▸ **Exercise requirements**
Set down the whole listing verbatim.

▸ **Information given**
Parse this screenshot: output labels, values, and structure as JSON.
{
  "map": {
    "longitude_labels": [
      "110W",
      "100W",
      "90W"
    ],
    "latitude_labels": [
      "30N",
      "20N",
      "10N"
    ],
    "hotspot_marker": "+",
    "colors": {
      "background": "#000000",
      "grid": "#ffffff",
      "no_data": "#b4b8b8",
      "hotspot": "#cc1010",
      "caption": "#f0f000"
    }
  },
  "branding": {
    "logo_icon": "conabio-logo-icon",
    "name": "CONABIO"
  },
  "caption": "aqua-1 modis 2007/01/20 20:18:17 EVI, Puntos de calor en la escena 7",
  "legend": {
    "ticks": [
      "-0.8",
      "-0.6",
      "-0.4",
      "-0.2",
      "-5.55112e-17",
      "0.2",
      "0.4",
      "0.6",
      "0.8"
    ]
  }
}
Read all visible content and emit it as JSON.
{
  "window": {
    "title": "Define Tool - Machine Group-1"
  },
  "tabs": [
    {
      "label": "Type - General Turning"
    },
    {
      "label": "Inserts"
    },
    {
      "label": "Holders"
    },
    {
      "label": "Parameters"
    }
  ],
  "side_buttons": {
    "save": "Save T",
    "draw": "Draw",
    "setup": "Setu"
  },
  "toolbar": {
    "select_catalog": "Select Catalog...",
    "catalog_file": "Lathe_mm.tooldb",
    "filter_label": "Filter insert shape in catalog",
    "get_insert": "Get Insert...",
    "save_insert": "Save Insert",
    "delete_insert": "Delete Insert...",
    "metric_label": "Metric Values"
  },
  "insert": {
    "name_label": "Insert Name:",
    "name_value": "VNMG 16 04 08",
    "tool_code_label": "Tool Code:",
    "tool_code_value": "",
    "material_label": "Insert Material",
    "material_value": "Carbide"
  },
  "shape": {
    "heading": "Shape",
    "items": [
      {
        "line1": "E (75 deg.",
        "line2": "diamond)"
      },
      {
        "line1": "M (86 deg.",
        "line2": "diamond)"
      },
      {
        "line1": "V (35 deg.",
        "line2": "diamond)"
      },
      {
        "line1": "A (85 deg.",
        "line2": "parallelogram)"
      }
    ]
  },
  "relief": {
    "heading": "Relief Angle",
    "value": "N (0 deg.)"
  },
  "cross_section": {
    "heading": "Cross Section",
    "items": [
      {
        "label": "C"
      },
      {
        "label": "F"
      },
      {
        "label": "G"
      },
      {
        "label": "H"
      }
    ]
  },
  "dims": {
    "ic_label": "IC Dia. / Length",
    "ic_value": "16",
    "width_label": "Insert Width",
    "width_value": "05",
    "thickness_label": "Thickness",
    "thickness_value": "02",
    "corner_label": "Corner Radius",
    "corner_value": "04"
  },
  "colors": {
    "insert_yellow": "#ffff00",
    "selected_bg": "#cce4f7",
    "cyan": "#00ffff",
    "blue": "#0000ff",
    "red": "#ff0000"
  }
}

▸ **Finished exercise**
Parse this screenshot: output labels, values, and structure as JSON.
{
  "map": {
    "longitude_labels": [
      "110W",
      "100W",
      "90W"
    ],
    "latitude_labels": [
      "30N",
      "20N",
      "10N"
    ],
    "hotspot_marker": "+",
    "colors": {
      "background": "#000000",
      "grid": "#ffffff",
      "no_data": "#b4b8b8",
      "hotspot": "#cc1010",
      "caption": "#f0f000"
    }
  },
  "branding": {
    "logo_icon": "conabio-logo-icon",
    "name": "CONABIO"
  },
  "caption": "aqua-1 modis 2007/01/20 20:18:17 EVI, Puntos de calor en la escena 7",
  "legend": {
    "ticks": [
      "-0.8",
      "-0.6",
      "-0.4",
      "-0.2",
      "-5.55112e-17",
      "0.2",
      "0.4",
      "0.6",
      "0.8"
    ]
  }
}
Read all visible content and emit it as JSON.
{
  "window": {
    "title": "Define Tool - Machine Group-1"
  },
  "tabs": [
    {
      "label": "Type - General Turning"
    },
    {
      "label": "Inserts"
    },
    {
      "label": "Holders"
    },
    {
      "label": "Parameters"
    }
  ],
  "side_buttons": {
    "save": "Save T",
    "draw": "Draw",
    "setup": "Setu"
  },
  "toolbar": {
    "select_catalog": "Select Catalog...",
    "catalog_file": "Lathe_mm.tooldb",
    "filter_label": "Filter insert shape in catalog",
    "get_insert": "Get Insert...",
    "save_insert": "Save Insert",
    "delete_insert": "Delete Insert...",
    "metric_label": "Metric Values"
  },
  "insert": {
    "name_label": "Insert Name:",
    "name_value": "VNMG 16 04 08",
    "tool_code_label": "Tool Code:",
    "tool_code_value": "",
    "material_label": "Insert Material",
    "material_value": "Carbide"
  },
  "shape": {
    "heading": "Shape",
    "items": [
      {
        "line1": "E (75 deg.",
        "line2": "diamond)"
      },
      {
        "line1": "M (86 deg.",
        "line2": "diamond)"
      },
      {
        "line1": "V (35 deg.",
        "line2": "diamond)"
      },
      {
        "line1": "A (85 deg.",
        "line2": "parallelogram)"
      }
    ]
  },
  "relief": {
    "heading": "Relief Angle",
    "value": "N (0 deg.)"
  },
  "cross_section": {
    "heading": "Cross Section",
    "items": [
      {
        "label": "C"
      },
      {
        "label": "F"
      },
      {
        "label": "G"
      },
      {
        "label": "H"
      }
    ]
  },
  "dims": {
    "ic_label": "IC Dia. / Length",
    "ic_value": "16",
    "width_label": "Insert Width",
    "width_value": "05",
    "thickness_label": "Thickness",
    "thickness_value": "02",
    "corner_label": "Corner Radius",
    "corner_value": "04"
  },
  "colors": {
    "insert_yellow": "#ffff00",
    "selected_bg": "#cce4f7",
    "cyan": "#00ffff",
    "blue": "#0000ff",
    "red": "#ff0000"
  }
}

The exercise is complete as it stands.